» **WHAT YOU ARE ASKED TO DO**:
The required output is all lines below that contain the word "icon".

» **INFORMATION SHOWN**:
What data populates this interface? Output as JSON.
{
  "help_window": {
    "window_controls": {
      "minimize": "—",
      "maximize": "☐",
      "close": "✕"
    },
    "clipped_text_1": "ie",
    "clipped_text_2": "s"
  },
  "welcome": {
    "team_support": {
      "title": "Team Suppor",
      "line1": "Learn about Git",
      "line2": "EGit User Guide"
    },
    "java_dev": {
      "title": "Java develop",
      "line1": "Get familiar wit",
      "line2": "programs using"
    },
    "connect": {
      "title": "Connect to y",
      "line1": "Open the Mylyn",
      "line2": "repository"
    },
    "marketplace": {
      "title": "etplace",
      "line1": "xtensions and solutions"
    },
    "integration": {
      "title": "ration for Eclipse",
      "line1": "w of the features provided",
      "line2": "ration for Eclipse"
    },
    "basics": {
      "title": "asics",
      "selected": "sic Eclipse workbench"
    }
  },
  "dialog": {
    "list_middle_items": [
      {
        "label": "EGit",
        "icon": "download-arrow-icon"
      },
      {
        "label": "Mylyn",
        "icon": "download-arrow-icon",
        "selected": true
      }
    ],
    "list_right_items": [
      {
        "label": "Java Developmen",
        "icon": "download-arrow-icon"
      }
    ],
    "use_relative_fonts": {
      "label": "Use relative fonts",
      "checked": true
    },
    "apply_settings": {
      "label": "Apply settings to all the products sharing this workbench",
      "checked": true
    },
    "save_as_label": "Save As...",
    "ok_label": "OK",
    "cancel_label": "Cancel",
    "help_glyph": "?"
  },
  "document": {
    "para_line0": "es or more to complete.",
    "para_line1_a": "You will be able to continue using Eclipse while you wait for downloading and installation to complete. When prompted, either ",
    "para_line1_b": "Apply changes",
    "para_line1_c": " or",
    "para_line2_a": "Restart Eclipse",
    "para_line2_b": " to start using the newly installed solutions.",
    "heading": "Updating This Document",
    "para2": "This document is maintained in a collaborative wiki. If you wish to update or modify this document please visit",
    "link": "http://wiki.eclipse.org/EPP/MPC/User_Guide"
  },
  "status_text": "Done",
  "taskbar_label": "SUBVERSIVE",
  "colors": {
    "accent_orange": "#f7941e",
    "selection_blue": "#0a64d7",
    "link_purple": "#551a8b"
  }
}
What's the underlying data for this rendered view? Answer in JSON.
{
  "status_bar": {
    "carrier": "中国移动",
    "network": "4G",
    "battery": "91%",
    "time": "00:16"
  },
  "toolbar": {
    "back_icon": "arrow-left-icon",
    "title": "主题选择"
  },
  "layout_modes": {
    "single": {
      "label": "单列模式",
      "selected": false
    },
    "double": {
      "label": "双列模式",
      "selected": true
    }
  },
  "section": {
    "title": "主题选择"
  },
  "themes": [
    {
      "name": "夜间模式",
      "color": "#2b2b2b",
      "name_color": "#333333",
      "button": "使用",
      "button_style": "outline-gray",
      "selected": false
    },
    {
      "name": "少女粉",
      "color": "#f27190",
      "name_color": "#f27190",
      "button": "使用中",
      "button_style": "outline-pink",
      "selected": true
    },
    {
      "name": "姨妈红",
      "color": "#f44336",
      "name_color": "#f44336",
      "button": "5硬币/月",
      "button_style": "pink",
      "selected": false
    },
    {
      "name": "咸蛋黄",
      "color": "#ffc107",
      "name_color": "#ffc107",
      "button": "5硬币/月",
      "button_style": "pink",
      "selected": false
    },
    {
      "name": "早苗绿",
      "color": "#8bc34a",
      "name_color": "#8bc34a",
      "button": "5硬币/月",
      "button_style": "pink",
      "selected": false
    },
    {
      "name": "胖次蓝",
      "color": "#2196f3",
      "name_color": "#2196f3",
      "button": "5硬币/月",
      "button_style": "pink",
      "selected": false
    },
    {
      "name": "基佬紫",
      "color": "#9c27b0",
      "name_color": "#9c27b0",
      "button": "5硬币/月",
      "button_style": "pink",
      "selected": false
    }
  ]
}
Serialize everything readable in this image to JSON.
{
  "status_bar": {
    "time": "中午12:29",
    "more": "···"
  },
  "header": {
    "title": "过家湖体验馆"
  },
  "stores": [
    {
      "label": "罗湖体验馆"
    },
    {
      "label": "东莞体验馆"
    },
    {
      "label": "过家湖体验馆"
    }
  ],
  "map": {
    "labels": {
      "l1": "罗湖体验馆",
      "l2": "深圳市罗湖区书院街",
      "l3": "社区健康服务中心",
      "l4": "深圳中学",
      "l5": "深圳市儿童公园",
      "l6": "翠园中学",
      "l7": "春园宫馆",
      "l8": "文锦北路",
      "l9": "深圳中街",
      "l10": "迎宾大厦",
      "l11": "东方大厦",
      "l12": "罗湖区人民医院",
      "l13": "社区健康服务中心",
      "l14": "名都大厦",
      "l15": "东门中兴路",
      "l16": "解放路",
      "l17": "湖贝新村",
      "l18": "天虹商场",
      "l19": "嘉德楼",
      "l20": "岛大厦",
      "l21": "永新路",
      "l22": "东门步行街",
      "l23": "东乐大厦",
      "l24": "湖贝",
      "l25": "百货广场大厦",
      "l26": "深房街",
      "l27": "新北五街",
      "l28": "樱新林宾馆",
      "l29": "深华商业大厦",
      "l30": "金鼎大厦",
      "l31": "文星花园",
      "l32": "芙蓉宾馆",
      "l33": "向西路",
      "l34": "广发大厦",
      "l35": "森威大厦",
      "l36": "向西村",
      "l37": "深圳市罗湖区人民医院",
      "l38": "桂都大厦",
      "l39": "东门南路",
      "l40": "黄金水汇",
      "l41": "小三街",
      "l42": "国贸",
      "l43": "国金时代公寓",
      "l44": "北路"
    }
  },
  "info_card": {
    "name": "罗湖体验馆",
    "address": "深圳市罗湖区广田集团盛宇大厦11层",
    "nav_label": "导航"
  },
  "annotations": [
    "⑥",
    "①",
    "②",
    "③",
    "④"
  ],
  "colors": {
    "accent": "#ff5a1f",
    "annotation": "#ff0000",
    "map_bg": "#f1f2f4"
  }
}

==

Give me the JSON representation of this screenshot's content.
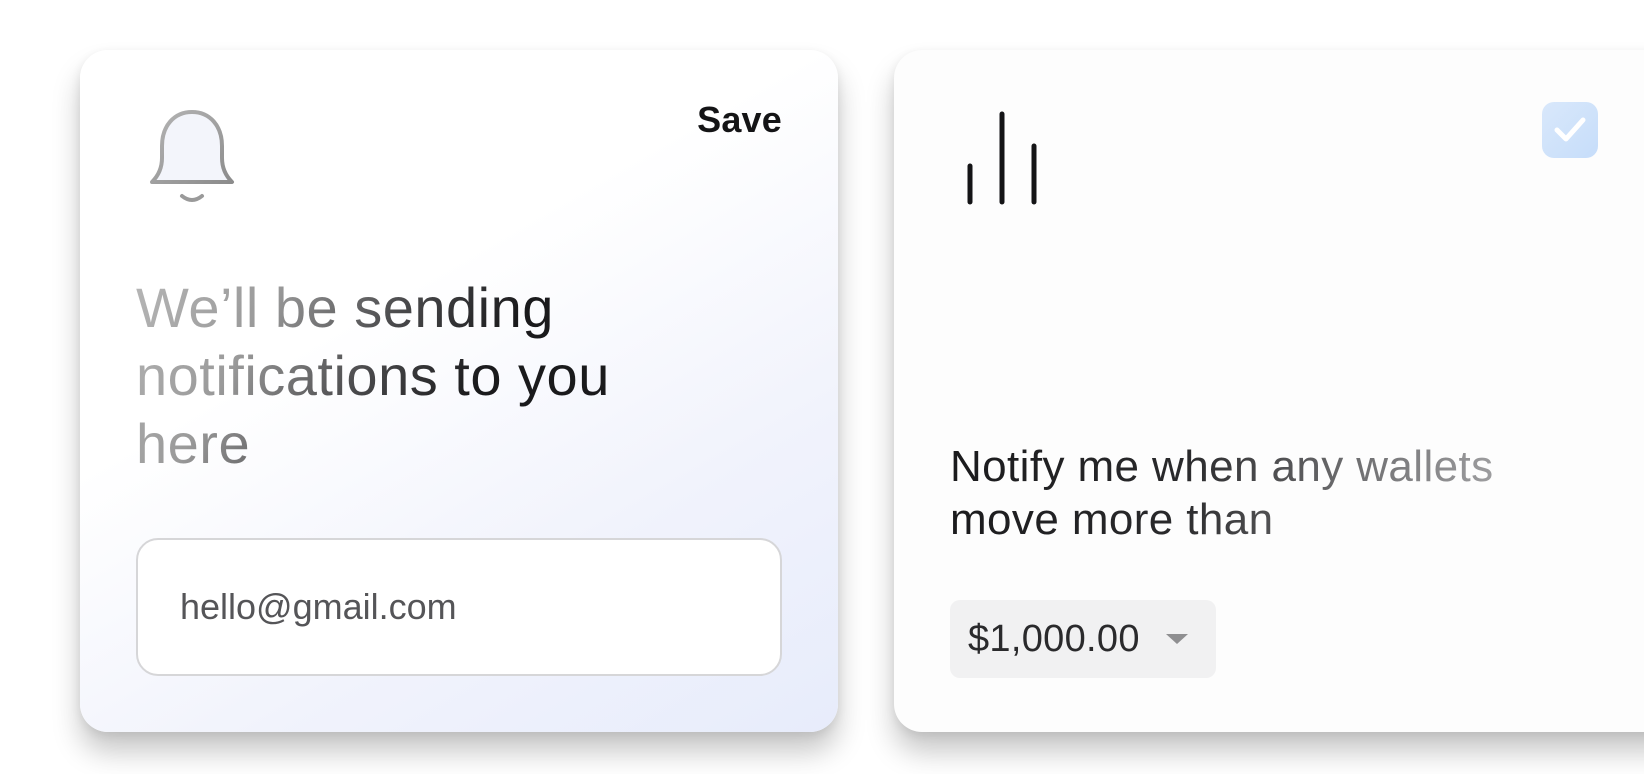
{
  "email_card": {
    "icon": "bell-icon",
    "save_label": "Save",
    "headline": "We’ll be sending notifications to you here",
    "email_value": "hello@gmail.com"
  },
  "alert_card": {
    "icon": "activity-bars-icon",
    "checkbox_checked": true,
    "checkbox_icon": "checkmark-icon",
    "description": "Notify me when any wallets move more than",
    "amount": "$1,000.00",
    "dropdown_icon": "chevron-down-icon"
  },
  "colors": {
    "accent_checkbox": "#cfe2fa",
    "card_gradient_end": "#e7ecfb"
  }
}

» **EXERCISE ANSWER**:
        "icon": "download-arrow-icon"
        "icon": "download-arrow-icon",
        "icon": "download-arrow-icon"
    "back_icon": "arrow-left-icon",
    "icon": "bell-icon",
    "icon": "activity-bars-icon",
    "checkbox_icon": "checkmark-icon",
    "dropdown_icon": "chevron-down-icon"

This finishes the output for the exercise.